── Information provided

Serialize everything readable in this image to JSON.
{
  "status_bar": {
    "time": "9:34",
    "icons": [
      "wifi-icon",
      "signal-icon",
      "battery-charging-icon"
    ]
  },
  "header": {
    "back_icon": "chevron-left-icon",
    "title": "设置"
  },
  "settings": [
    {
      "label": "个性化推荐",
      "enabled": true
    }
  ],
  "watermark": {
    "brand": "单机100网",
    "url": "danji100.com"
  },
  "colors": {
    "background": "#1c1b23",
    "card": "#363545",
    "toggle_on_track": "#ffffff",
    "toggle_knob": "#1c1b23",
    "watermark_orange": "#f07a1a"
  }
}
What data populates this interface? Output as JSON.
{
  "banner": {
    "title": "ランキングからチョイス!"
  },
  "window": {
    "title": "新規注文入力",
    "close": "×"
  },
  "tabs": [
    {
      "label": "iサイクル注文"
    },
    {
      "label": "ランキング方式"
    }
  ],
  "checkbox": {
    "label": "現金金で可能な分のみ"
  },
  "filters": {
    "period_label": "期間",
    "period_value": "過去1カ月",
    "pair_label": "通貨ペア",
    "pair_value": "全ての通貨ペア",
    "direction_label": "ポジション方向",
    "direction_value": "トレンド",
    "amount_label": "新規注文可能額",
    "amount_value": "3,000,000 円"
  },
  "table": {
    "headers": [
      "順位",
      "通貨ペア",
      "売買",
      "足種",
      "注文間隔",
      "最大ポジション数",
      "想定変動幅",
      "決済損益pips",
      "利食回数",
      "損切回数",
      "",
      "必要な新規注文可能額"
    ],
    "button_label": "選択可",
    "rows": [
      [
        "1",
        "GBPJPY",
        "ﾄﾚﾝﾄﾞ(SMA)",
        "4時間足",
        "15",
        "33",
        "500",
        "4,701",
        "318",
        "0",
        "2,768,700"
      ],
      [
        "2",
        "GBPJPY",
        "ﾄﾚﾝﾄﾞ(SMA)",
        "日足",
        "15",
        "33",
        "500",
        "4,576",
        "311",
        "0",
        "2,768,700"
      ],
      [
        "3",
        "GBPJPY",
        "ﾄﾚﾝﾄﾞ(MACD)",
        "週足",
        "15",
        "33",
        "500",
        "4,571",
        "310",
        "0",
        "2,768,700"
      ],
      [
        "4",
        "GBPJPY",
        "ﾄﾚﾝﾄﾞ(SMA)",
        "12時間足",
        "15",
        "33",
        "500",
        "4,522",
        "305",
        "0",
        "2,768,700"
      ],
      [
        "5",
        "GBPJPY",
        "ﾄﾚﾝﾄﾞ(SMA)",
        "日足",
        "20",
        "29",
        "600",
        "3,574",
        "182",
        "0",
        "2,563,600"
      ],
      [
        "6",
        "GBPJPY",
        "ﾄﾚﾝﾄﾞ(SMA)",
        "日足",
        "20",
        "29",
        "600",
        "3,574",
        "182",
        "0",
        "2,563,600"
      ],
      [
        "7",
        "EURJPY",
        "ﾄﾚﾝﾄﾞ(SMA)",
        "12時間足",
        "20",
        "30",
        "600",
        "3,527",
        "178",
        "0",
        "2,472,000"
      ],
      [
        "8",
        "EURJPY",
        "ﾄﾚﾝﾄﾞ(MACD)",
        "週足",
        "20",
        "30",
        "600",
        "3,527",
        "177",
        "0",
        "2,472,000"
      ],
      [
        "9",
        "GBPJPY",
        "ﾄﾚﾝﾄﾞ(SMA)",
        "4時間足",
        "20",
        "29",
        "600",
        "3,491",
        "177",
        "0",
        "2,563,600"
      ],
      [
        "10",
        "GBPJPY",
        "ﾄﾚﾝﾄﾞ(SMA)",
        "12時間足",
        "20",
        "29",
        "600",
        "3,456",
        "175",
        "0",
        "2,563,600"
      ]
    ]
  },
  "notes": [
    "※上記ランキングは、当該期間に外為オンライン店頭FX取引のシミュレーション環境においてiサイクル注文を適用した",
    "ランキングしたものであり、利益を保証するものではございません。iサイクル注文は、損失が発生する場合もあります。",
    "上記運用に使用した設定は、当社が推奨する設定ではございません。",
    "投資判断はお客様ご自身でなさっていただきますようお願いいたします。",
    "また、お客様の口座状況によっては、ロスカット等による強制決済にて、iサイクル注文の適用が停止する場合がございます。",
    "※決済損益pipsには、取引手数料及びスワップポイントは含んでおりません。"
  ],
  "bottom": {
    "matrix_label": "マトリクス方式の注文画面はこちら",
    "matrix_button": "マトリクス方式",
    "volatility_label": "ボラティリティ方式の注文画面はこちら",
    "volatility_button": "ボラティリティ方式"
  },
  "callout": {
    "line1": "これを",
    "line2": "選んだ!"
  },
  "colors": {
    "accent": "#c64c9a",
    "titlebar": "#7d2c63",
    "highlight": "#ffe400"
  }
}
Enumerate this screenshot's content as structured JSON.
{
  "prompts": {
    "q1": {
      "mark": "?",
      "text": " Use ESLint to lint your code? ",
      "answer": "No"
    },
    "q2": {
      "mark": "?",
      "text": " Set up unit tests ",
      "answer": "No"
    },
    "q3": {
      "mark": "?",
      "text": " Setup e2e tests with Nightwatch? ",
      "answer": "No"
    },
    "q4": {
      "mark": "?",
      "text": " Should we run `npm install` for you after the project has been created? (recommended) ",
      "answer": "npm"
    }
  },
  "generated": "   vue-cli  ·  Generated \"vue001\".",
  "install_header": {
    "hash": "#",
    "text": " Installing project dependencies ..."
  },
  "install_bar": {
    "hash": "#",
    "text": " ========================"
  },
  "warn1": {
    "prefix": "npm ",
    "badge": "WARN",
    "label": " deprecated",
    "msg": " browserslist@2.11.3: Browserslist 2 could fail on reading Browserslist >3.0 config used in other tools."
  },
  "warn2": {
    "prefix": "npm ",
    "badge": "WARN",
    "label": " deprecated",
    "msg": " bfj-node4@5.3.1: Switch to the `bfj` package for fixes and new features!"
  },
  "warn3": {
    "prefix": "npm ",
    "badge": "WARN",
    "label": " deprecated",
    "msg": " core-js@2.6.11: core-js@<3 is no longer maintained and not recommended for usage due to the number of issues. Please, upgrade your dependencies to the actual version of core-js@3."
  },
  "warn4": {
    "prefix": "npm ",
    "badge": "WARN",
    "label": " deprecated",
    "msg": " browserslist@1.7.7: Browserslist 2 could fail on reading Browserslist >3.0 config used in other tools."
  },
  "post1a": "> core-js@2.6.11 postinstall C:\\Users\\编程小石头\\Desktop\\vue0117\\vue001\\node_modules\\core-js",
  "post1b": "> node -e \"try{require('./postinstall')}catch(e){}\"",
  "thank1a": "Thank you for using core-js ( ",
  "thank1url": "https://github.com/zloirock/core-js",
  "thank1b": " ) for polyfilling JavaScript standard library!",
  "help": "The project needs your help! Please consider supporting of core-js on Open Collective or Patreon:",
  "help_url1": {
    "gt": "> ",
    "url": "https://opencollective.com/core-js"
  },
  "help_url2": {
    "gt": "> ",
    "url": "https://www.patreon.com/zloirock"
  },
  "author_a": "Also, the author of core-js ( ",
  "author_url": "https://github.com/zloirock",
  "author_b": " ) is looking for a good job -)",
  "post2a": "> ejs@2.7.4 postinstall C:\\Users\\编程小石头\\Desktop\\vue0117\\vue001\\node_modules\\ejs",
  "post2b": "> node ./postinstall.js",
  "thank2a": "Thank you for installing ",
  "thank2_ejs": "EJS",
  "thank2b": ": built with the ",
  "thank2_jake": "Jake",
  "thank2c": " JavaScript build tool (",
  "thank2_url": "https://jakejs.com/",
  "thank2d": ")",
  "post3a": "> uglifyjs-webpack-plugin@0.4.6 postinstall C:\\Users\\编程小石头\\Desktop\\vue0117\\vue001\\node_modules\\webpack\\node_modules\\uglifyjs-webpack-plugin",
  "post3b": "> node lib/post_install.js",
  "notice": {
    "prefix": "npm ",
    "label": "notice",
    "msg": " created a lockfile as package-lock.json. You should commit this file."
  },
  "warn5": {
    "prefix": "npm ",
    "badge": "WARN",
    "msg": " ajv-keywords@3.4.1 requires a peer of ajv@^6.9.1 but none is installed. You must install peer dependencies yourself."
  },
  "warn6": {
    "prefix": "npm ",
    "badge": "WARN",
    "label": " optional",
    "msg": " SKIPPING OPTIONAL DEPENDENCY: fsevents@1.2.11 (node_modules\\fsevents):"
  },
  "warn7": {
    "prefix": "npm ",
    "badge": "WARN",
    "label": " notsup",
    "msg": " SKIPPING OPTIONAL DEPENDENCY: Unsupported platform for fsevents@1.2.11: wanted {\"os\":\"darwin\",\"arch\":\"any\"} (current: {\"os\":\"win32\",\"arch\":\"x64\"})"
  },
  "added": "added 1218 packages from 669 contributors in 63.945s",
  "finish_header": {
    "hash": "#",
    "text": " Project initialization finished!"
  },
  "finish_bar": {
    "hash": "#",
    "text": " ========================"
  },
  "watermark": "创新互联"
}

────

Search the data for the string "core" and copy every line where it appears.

    "msg": " core-js@2.6.11: core-js@<3 is no longer maintained and not recommended for usage due to the number of issues. Please, upgrade your dependencies to the actual version of core-js@3."
  "post1a": "> core-js@2.6.11 postinstall C:\\Users\\编程小石头\\Desktop\\vue0117\\vue001\\node_modules\\core-js",
  "thank1a": "Thank you for using core-js ( ",
  "thank1url": "https://github.com/zloirock/core-js",
  "help": "The project needs your help! Please consider supporting of core-js on Open Collective or Patreon:",
    "url": "https://opencollective.com/core-js"
  "author_a": "Also, the author of core-js ( ",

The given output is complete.